This cloudlike fluffy cake is a true labour of love. It is made by whisking many egg whites with cream of tartar to a very stiff consistency, then adding in sugar and flour. It is baked in a tube pan and tipped upside down once baked to preserve the light airy texture. The first printed recipe dates back to the 1870s when the rotary beater first became popular. This makes sense, as bakers could more easily produce this cake. The name is said to come from a baker who thought it was sinful to waste egg whites after making noodles. Thus, angel cake or angel food cake.
Black Forest Cake
Called Schwarzwälder Kirschtorte in German, which means Black Forest Cake, this deliciously rich gateau has many layers. It consists of chocolate cake layers soaked in Kirsch, a clear double-distilled alcohol made from cherries, whipped cream, Morello cherries and chocolate curls. It is said to be named after the Black Forest area in southwest Germany. The forests were thick and dark from all the fir and pine trees. The women in this area wore traditional costumes of black dresses, puffy white blouses, and red hats with large red pom-poms. Some historians believe the cake was modeled after these costumes.
A blondie is simply a treat that resembles a brownie in its cooking procedure and texture, but a blondie contains no chocolate or cocoa powder.
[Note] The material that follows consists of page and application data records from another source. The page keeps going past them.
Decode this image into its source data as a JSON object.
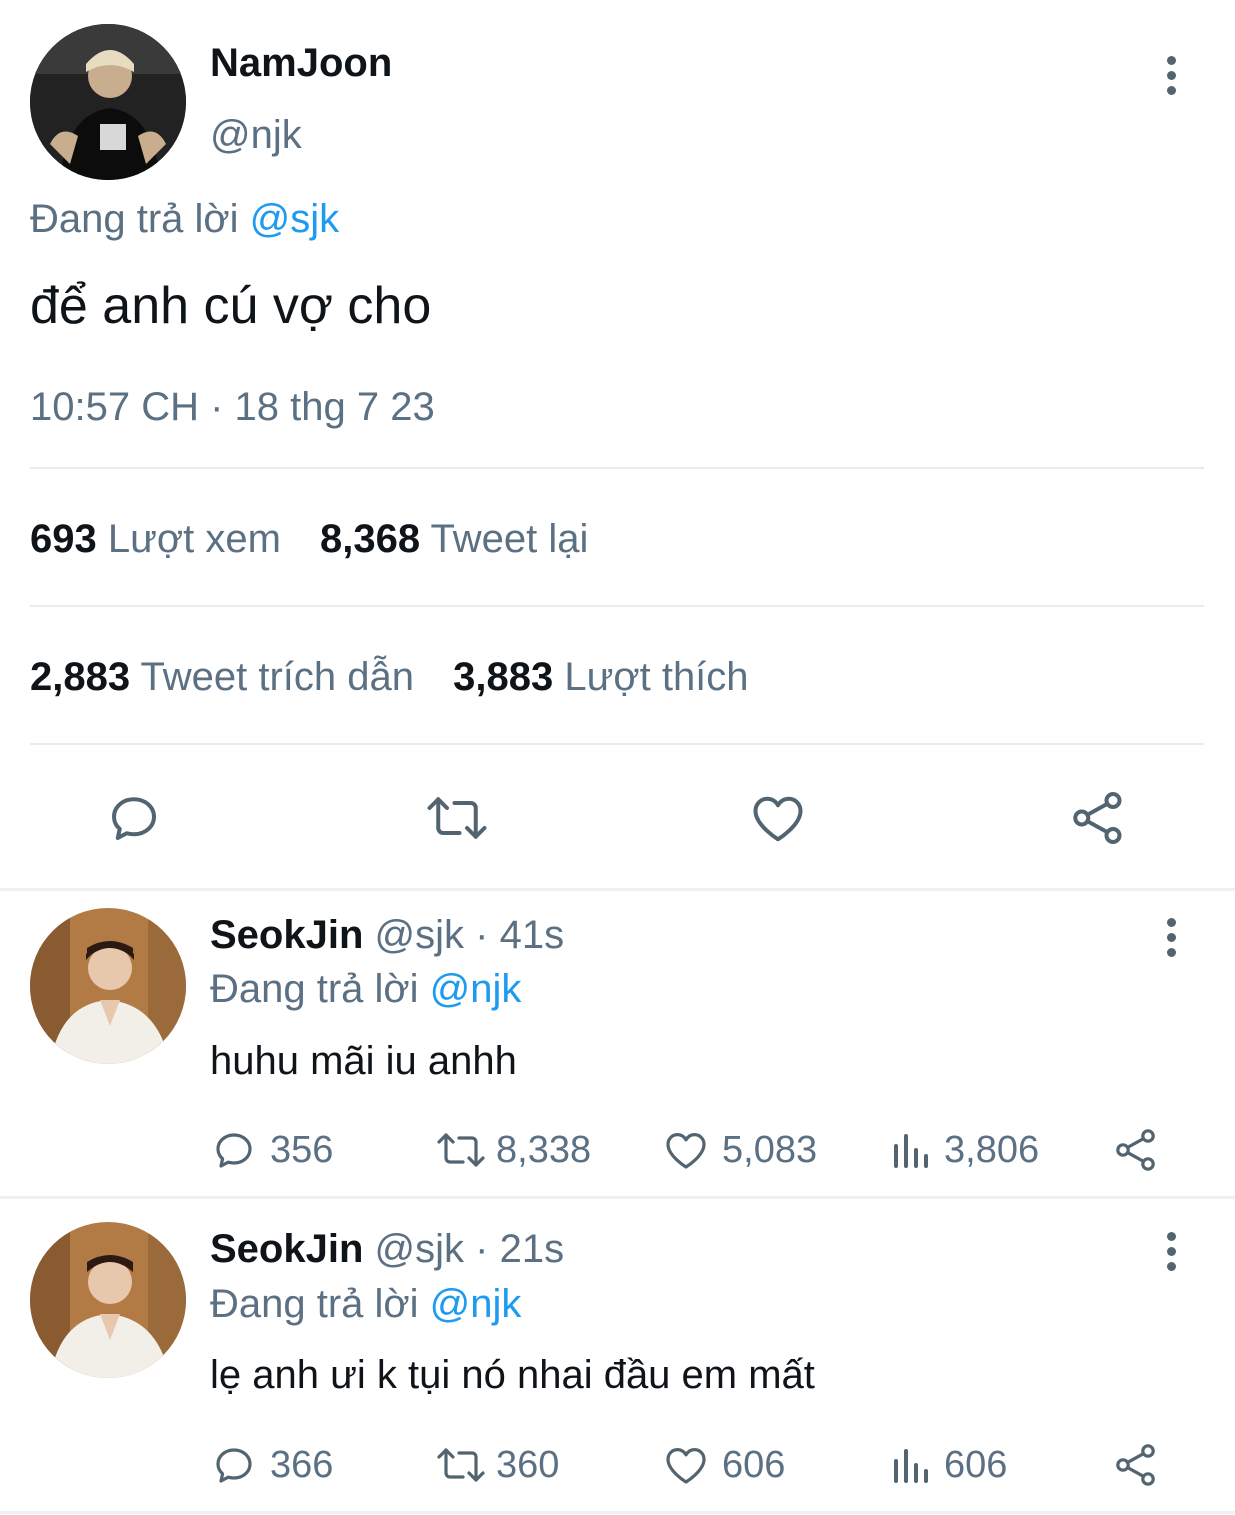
{
  "colors": {
    "gray": "#5b7083",
    "link": "#1d9bf0",
    "divider": "#e6ecf0",
    "icon": "#536471"
  },
  "main_tweet": {
    "display_name": "NamJoon",
    "handle": "@njk",
    "reply_prefix": "Đang trả lời",
    "reply_to": "@sjk",
    "text": "để anh cú vợ cho",
    "timestamp": "10:57 CH · 18 thg 7 23",
    "stats": {
      "views_count": "693",
      "views_label": "Lượt xem",
      "retweets_count": "8,368",
      "retweets_label": "Tweet lại",
      "quotes_count": "2,883",
      "quotes_label": "Tweet trích dẫn",
      "likes_count": "3,883",
      "likes_label": "Lượt thích"
    },
    "actions": [
      "reply-icon",
      "retweet-icon",
      "like-icon",
      "share-icon"
    ]
  },
  "replies": [
    {
      "display_name": "SeokJin",
      "handle": "@sjk",
      "time": "· 41s",
      "reply_prefix": "Đang trả lời",
      "reply_to": "@njk",
      "text": "huhu mãi iu anhh",
      "reply_count": "356",
      "retweet_count": "8,338",
      "like_count": "5,083",
      "view_count": "3,806"
    },
    {
      "display_name": "SeokJin",
      "handle": "@sjk",
      "time": "· 21s",
      "reply_prefix": "Đang trả lời",
      "reply_to": "@njk",
      "text": "lẹ anh ưi k tụi nó nhai đầu em mất",
      "reply_count": "366",
      "retweet_count": "360",
      "like_count": "606",
      "view_count": "606"
    }
  ]
}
People may confuse a blondie with a white chocolate brownie. Traditionally, a blondie gets its blonde color and flavour from brown sugar, butter and vanilla. The name comes from the beautiful light brown color of this baked treat.
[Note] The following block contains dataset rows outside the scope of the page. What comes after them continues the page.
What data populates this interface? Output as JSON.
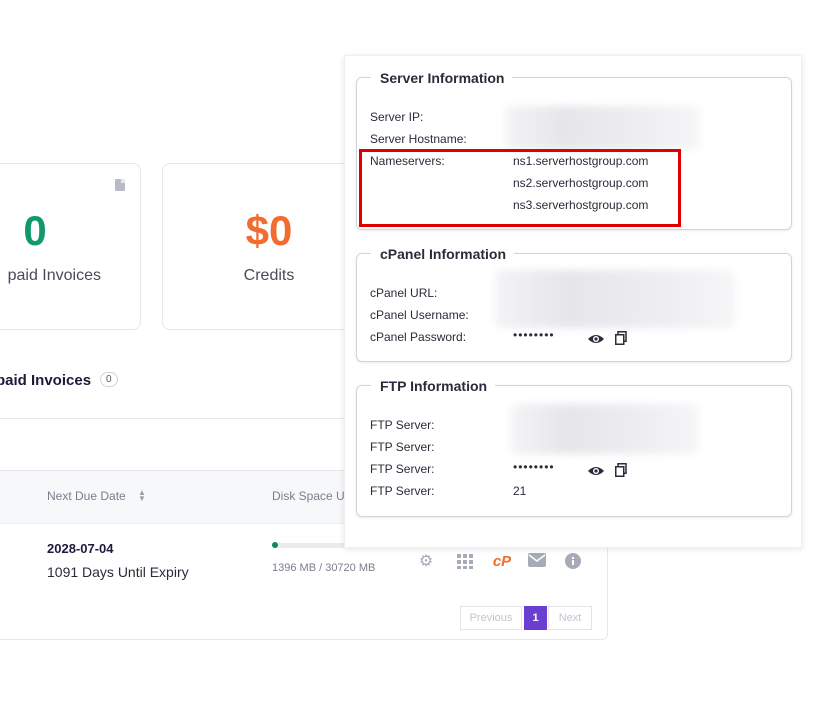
{
  "stats": [
    {
      "value": "0",
      "label": "paid Invoices",
      "color": "#0f9a68"
    },
    {
      "value": "$0",
      "label": "Credits",
      "color": "#f26b2f"
    }
  ],
  "unpaid_section": {
    "title": "paid Invoices",
    "count": "0"
  },
  "table": {
    "columns": [
      "Next Due Date",
      "Disk Space U"
    ],
    "row": {
      "due_date": "2028-07-04",
      "expiry": "1091 Days Until Expiry",
      "disk": "1396 MB / 30720 MB",
      "disk_fraction": 0.045
    },
    "icons": [
      "gear-icon",
      "grid-icon",
      "cpanel-icon",
      "mail-icon",
      "info-icon"
    ]
  },
  "pagination": {
    "previous": "Previous",
    "current": "1",
    "next": "Next"
  },
  "server_info": {
    "legend": "Server Information",
    "ip_label": "Server IP:",
    "hostname_label": "Server Hostname:",
    "nameservers_label": "Nameservers:",
    "nameservers": [
      "ns1.serverhostgroup.com",
      "ns2.serverhostgroup.com",
      "ns3.serverhostgroup.com"
    ]
  },
  "cpanel_info": {
    "legend": "cPanel Information",
    "url_label": "cPanel URL:",
    "username_label": "cPanel Username:",
    "password_label": "cPanel Password:",
    "password_mask": "••••••••"
  },
  "ftp_info": {
    "legend": "FTP Information",
    "labels": [
      "FTP Server:",
      "FTP Server:",
      "FTP Server:",
      "FTP Server:"
    ],
    "password_mask": "••••••••",
    "port": "21"
  },
  "colors": {
    "accent": "#6a3fd0",
    "highlight": "#e00000"
  }
}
This cake originates from Germany and Austria where it was called bundkuchen, known as a ring-shaped coffee cake. In the 1950s a new pan was invented to prepare this popular cake as the original ceramic pans were too fragile and cast iron were much too heavy. The inventor, H. David Dalquist, trademarked the pan and named it the “bundt” pan. Moving forward any coffee cake prepare in this ring-shaped pan was known as a bundt cake.
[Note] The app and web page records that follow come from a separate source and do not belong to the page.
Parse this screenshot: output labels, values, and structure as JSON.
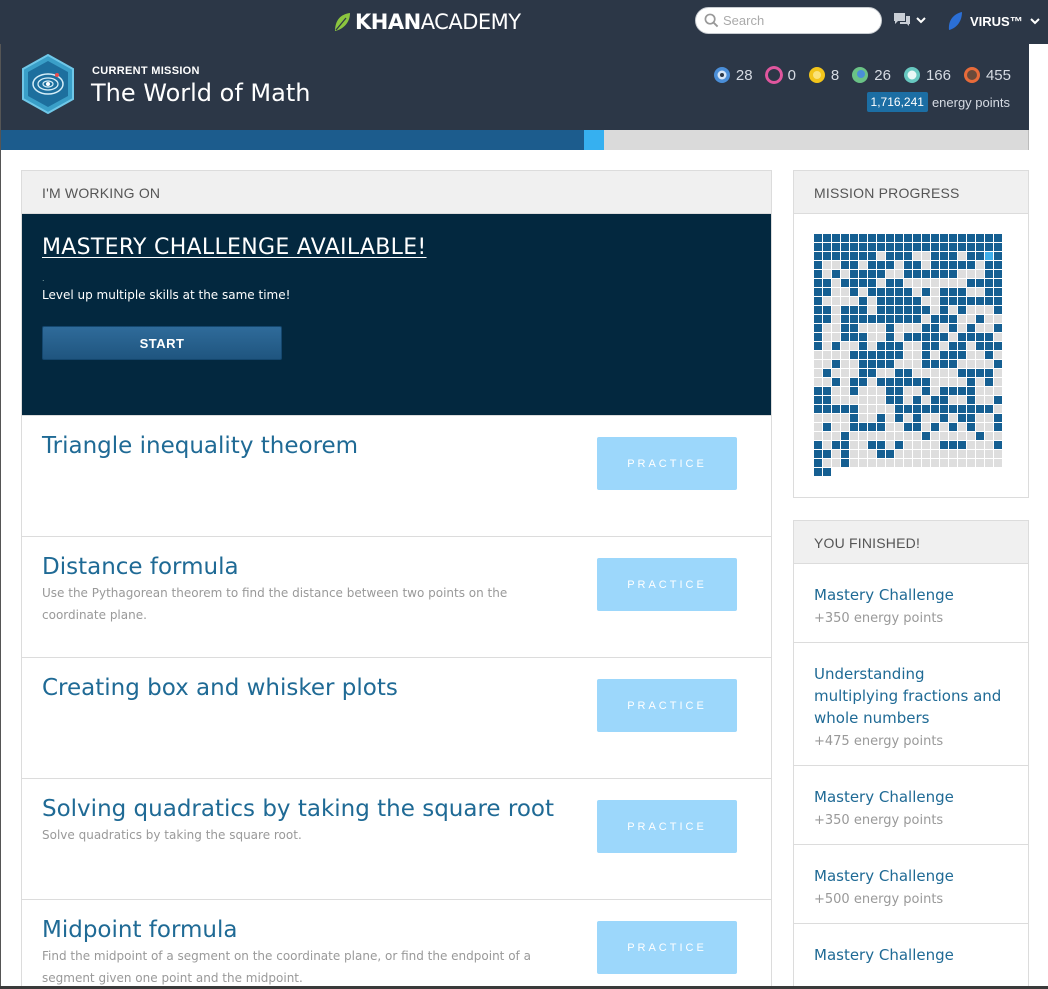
{
  "nav": {
    "logo_bold": "KHAN",
    "logo_regular": "ACADEMY",
    "search_placeholder": "Search",
    "username": "VIRUS™"
  },
  "mission": {
    "label": "CURRENT MISSION",
    "title": "The World of Math",
    "badges": [
      {
        "icon": "black-hole-badge-icon",
        "count": "28",
        "color": "#4a8ed8"
      },
      {
        "icon": "sun-badge-icon",
        "count": "0",
        "color": "#e0569e"
      },
      {
        "icon": "earth-badge-icon",
        "count": "8",
        "color": "#f3c51b"
      },
      {
        "icon": "moon-badge-icon",
        "count": "26",
        "color": "#6ac286"
      },
      {
        "icon": "challenge-badge-icon",
        "count": "166",
        "color": "#67c8c0"
      },
      {
        "icon": "meteorite-badge-icon",
        "count": "455",
        "color": "#e86b3a"
      }
    ],
    "energy_points": "1,716,241",
    "energy_label": "energy points",
    "progress_fraction": 0.567
  },
  "working_on": {
    "heading": "I'M WORKING ON",
    "mastery_title": "MASTERY CHALLENGE AVAILABLE!",
    "mastery_dot": ".",
    "mastery_text": "Level up multiple skills at the same time!",
    "start_label": "START",
    "practice_label": "PRACTICE",
    "skills": [
      {
        "title": "Triangle inequality theorem",
        "desc": ""
      },
      {
        "title": "Distance formula",
        "desc": "Use the Pythagorean theorem to find the distance between two points on the coordinate plane."
      },
      {
        "title": "Creating box and whisker plots",
        "desc": ""
      },
      {
        "title": "Solving quadratics by taking the square root",
        "desc": "Solve quadratics by taking the square root."
      },
      {
        "title": "Midpoint formula",
        "desc": "Find the midpoint of a segment on the coordinate plane, or find the endpoint of a segment given one point and the midpoint."
      }
    ]
  },
  "mission_progress": {
    "heading": "MISSION PROGRESS"
  },
  "finished": {
    "heading": "YOU FINISHED!",
    "items": [
      {
        "title": "Mastery Challenge",
        "points": "+350 energy points"
      },
      {
        "title": "Understanding multiplying fractions and whole numbers",
        "points": "+475 energy points"
      },
      {
        "title": "Mastery Challenge",
        "points": "+350 energy points"
      },
      {
        "title": "Mastery Challenge",
        "points": "+500 energy points"
      },
      {
        "title": "Mastery Challenge",
        "points": ""
      }
    ]
  }
}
Devil’s Food Cake
This decadent chocolate creation is said to be named as the contrast to angel food cake. It dark brown color and dense texture is the complete opposite of the snow white, light and fluffy angel food cake. The addition of dark chocolate is considered to be sinful. The mixture of extra baking soda and cocoa powder in the recipe also creates a reddish color to the cake which promotes the devilish theme.
This layered delight starts with almond sponge cake soaked in coffee syrup, coffee-flavoured buttercream, chocolate ganache and is covered in a chocolate glaze. It is traditionally decorated with the word opera on the top and is crowned with a piece of gold leaf. There are a few different versions of how this cake originated. My favourite story states this luscious cake was invented in 1955 by a great French pastry chef. His wife said the layers of the cake reminded her of the Paris Opera House, thus the name, opera cake.
Early recipes for this cake were made up of one pound of butter, one pound of sugar, one pound of eggs and one pound of flour. The name is clear: pound cake. Modern-day recipes have replaced some of the butter and eggs with milk for a lighter, fluffier cake.
This simple dessert is always a crowd pleaser. The biscuit-like cake or scone used as the base of this treat is known as a shortcake. Shortcakes were originally any cake-like item that was high in fat; the fat used in these recipes was shortening, hence the name, shortcake. The strawberries are the feature ingredient, as a result, strawberry shortcake.
This Italian classic is smooth, rich and satisfying. Directly translated the name in Italian means “carry me up” or “pick me up,” referring to the high energy and high caffeine levels in this dessert. The raw eggs, sugar and strong espresso coffee are sure to give anyone a little buzz.
This Icelandic favourite had been a staple for Christmas, weddings and celebrations since the early twentieth century. This seven-layer cake is filled with prunes, raspberries or a variation of both. The seven layers are said to be made to represent the seven days of the week. The direct meaning is “Vienna Cake,” which many say is related to the first baker to create this cake who was originally from Austria. Others say is it was named after the highly refined cake flour used in the recipe that was produced in Austria.
Melissa Hryb is the chef at Marion Street Eatery, where she specializes in hearty comfort food with a twist.
Follow her on Twitter @MarionStreetEat or Instagram @MarionStreetEatery